At age forty, Vail resigned as General Manager of American Bell to become the first President of AT&T. Theodore Vail had the philosophy that customer service--not increasing dividends--was the most important thing to a corporation. His policy and vision was always larger than current minds. Universal service and commitment to the customer were his policies. AT&T was almost certainly the first large private organization to adopt a conscious, clearly articulated policy of subordinating the maximization of profit to the provision of service, a milestone in industrial history.
Two years later he resigned from AT&T because of escalating disagreements over service improvements versus short-term financial gain. Vail was unable to convince his Board of the value of "service first."
Twenty years later, Vail was asked to return as President. During his hiatus, he had developed electricity from waterpower in South America, financed a gold mine in Colorado and invested in electric tramlines. Vail had left the company in its youth; he now found a great and wallowing giant, needing to be set on its feet.
During his absence, the company's directors had viewed their mission as being to milk the Bell Patents for all they were worth until their expiration. The attitude had become one of an elitist monopoly doing the public a favor. When the patents expired and the Bell Company was no longer a monopoly, the trouble really started.
"Independent" companies (those in smaller towns and on farmer's lines where the Bell company had no service) were now able to compete directly in those areas where Bell had held a monopoly. This ushered in a confusing, chaotic era of two or even three companies in the same area. In order for customers to speak to all others in their own town, it was often necessary to have 2 or three separate telephones and lines. Because of their cavalier attitude, Bell was not always the favorite company among these customers. They were beginning to lose ground. Vail was just the man to help AT&T make the necessary hard decisions and to begin to turn the company around. The first thing they needed was a clear sense of purpose and mission. He set about implementing his strategy to achieve a single communication system offering the best possible service.
He put an end to the harassment of the independent telephone companies and made it attractive for them to link up with Bell. He put new emphasis on centralized control and standardization of apparatus, equipment and operating methods. He announced the policy of candor and cooperation with government regulatory efforts, determined that the telephone system should remain in private hands. Finally, he established a firm financial foundation for growth, by raising millions of dollars and redesigning the AT&T stock offerings to appeal to investors interested in steady income and growth.

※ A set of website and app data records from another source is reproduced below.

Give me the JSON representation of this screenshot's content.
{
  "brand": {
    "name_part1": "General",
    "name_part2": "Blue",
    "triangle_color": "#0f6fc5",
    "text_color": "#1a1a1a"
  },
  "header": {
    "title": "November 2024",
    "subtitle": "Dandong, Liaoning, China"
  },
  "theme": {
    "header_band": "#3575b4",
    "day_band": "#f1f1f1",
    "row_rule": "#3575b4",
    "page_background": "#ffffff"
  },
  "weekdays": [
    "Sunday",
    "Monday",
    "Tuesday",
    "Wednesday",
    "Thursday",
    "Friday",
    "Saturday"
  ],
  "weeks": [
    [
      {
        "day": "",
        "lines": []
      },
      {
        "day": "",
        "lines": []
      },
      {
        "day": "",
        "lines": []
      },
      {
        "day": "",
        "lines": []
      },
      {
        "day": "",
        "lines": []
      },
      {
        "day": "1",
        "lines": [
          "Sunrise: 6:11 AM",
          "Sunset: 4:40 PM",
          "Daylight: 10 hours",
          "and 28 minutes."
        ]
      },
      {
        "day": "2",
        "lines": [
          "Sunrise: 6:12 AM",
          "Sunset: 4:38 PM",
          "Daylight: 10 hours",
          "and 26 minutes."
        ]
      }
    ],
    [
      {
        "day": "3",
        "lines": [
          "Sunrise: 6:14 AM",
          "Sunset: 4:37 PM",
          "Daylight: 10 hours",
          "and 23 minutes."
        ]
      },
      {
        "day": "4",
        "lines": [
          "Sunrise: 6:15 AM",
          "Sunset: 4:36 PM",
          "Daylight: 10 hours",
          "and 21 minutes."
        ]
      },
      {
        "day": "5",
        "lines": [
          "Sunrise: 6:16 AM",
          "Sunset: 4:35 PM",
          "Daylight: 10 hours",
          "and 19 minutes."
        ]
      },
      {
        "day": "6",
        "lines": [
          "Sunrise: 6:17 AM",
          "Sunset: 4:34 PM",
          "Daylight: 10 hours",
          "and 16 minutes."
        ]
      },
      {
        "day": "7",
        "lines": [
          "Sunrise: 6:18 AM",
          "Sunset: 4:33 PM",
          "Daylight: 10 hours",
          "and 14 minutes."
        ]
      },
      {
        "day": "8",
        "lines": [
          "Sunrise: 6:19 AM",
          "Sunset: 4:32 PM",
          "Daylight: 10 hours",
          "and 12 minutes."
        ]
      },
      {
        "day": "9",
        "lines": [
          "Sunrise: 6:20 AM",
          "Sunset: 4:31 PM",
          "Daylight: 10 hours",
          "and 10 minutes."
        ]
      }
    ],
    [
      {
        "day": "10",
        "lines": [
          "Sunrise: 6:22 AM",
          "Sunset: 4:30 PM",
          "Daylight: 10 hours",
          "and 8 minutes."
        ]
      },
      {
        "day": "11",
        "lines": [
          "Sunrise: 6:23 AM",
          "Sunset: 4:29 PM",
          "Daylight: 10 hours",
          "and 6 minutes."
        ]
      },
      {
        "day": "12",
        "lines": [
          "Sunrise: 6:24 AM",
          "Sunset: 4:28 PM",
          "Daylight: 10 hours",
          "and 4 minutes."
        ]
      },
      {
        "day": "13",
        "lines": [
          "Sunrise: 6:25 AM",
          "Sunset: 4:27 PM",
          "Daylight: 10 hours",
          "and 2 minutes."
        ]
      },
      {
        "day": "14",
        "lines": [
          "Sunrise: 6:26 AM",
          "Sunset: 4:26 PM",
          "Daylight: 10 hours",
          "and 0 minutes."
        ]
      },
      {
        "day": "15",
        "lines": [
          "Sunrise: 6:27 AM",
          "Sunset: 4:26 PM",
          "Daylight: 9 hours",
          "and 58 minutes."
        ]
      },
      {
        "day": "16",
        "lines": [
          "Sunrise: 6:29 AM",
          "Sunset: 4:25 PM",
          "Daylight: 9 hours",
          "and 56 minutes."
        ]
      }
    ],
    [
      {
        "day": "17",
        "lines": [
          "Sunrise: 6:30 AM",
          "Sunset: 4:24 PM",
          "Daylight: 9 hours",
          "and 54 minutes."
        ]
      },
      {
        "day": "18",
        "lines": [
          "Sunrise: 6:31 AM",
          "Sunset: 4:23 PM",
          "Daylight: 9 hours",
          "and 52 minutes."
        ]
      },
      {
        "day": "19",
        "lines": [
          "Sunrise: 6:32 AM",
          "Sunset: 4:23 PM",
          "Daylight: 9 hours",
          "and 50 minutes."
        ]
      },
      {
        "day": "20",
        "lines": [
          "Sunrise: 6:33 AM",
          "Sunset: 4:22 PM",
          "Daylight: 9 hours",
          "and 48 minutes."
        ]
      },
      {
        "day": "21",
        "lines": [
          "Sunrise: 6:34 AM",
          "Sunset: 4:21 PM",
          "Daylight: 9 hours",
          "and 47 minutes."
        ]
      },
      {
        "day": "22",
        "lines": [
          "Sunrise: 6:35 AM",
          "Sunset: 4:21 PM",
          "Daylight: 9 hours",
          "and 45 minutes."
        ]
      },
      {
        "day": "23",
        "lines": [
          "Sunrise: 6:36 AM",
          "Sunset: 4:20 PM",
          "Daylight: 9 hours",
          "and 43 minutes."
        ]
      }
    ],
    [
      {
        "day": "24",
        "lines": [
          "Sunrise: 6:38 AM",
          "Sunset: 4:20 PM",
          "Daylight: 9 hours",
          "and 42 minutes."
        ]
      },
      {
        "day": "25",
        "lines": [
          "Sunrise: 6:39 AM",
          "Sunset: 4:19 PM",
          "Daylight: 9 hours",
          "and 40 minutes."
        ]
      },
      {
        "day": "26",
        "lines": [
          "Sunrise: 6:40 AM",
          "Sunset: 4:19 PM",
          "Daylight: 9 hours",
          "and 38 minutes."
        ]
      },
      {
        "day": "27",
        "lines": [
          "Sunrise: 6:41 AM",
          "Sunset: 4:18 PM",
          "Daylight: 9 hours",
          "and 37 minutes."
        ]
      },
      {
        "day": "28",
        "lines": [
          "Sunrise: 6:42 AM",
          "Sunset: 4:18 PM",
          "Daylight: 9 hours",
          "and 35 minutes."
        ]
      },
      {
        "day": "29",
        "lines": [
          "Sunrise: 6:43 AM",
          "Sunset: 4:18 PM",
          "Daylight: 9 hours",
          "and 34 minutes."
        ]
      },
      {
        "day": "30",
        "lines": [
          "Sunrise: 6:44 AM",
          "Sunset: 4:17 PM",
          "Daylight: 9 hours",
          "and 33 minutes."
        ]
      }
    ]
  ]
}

He undertook a vigorous campaign of public relations, and was responsible for the motto, "One policy, one system, and universal service." He began advertising the story of the Bell System as an institution representative of American life and the American Dream.
In June of 1919, he retired as President and became Chairman of the Board. Vail was 74 years old when he died on April 16, 1920 at Johns Hopkins Hospital in Baltimore. The Vail medal was established in his memory in 1921, to award employees "in recognition of unusual acts or services, which conspicuously illustrate the high ideals which governed the policy of Mr. Vail."
Some of Vail's most important actions were:
He developed pensions.
He secured the company from government control during wartime.
He played a large role in the founding of the Telephone Pioneers of America, becoming its first President.
He structured operating companies, laying out the geographical boundaries of the Bell Companies.
He helped create, and listened in on, the first transcontinental telephone conversation.
He was a founder of the Junior Achievement program, that is still teaching our youth how to operate a business.
His advice to employees still resonates:
No business talk after six o'clock.
Tranquil thought is always needed.
Refuse to be hurried.
Love your work and have pride in it.
Be courageous--state both sides of an issue openly.
Never let 'em know if you are worried.
Service improvements are more important (and lucrative) than short-term gains.
If we don't tell the truth about ourselves, no one else will.
History from Wikipedia, Telecommunications Virtual Museum and OldCompanyResearch.com (old stock certificate research service).